I eat a can of tuna or two a month, usually in the form of tuna salad with mayo, celery and pickles. But I’ve never quite been able to associate canned tuna with tuna steaks seared rare, or raw in sushi. This recipe for homemade tuna marinated in oil intrigued me, because I was able to follow the tuna through from the raw tuna steak to a high-quality homemade ‘canned’ version. Not something I’ll do often, because of the extra expense and time, but it was fun to try once.
The first step is to poach the tuna in vinegar water until it is cooked through.
Then the tuna is cut into pieces and placed in a jar with olive oil, bay leaves and peppercorns to marinate for at least 2 days in the refrigerator.
You can use the marinated tuna in salads and pasta dishes.

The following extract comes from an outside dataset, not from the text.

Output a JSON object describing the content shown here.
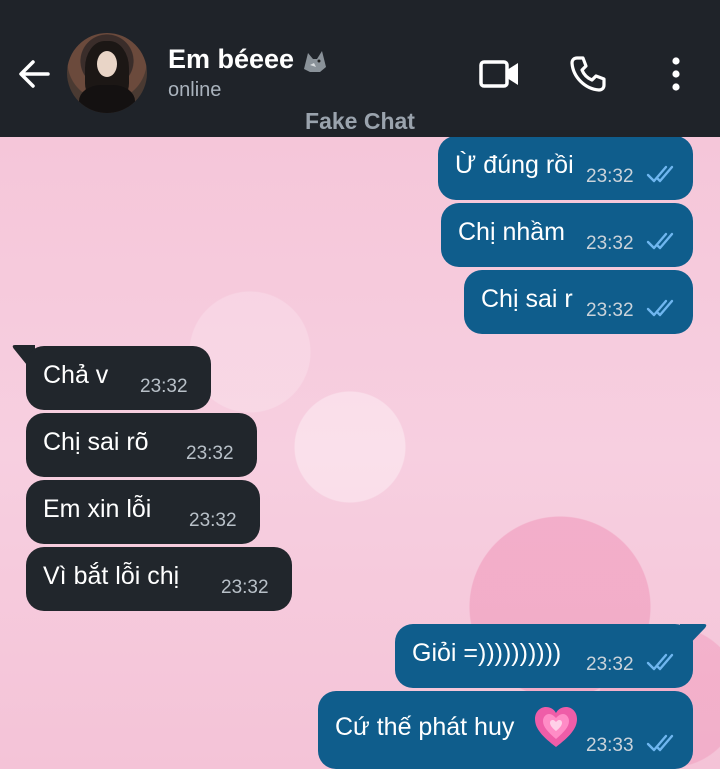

It is similar to any oil-packed tuna, but in denser chunks with a little more flavor. Like I said, I didn’t find it tasty enough to make it regularly worth the extra time and cost. But if you’re like me and enjoy experimenting, give it a try sometime!
12 oz. tuna steaks
1/2 c. vinegar
2 bay leaves
3/4 tsp. salt
good quality extra virgin olive oil
1/4 tsp. black peppercorns
Place the tuna steaks in a small saucepan, add vinegar, bay leaves and 1/2 tsp. salt, and add water just to cover. Bring the liquid to a boil, then reduce the heat to a steady simmer. Poach the fish in this manner for 15 minutes, or until the steaks are cooked through. Don’t overcook the steaks at this point, though they should be completely cooked through. Turn off the heat, lift out the tuna steaks, sprinkle with another 1/4 tsp. salt and let air dry for 2 hours, turning over once to dry on both sides. Dry the bay leaves too.
Cut the tuna steaks into pieces and place in a shallow bowl or dish. Add a bit of olive oil, rubbing each piece to coat completely. Layer the pieces into the jar, one at a time. Any air bubbles or water may cause the tuna to spoil. Add some peppercorns and the bay leaves interspersed with the tuna pieces. Cover with olive oil to at least 1/4-inch over the tuna. Tap the jar on the tabletop, and run a knife gently around the outside of the jar to remove any extra air bubbles. Cover and refrigerate for 2 days before using.
Adapted from: Lidia’s Family Table, by Lidia Bastianich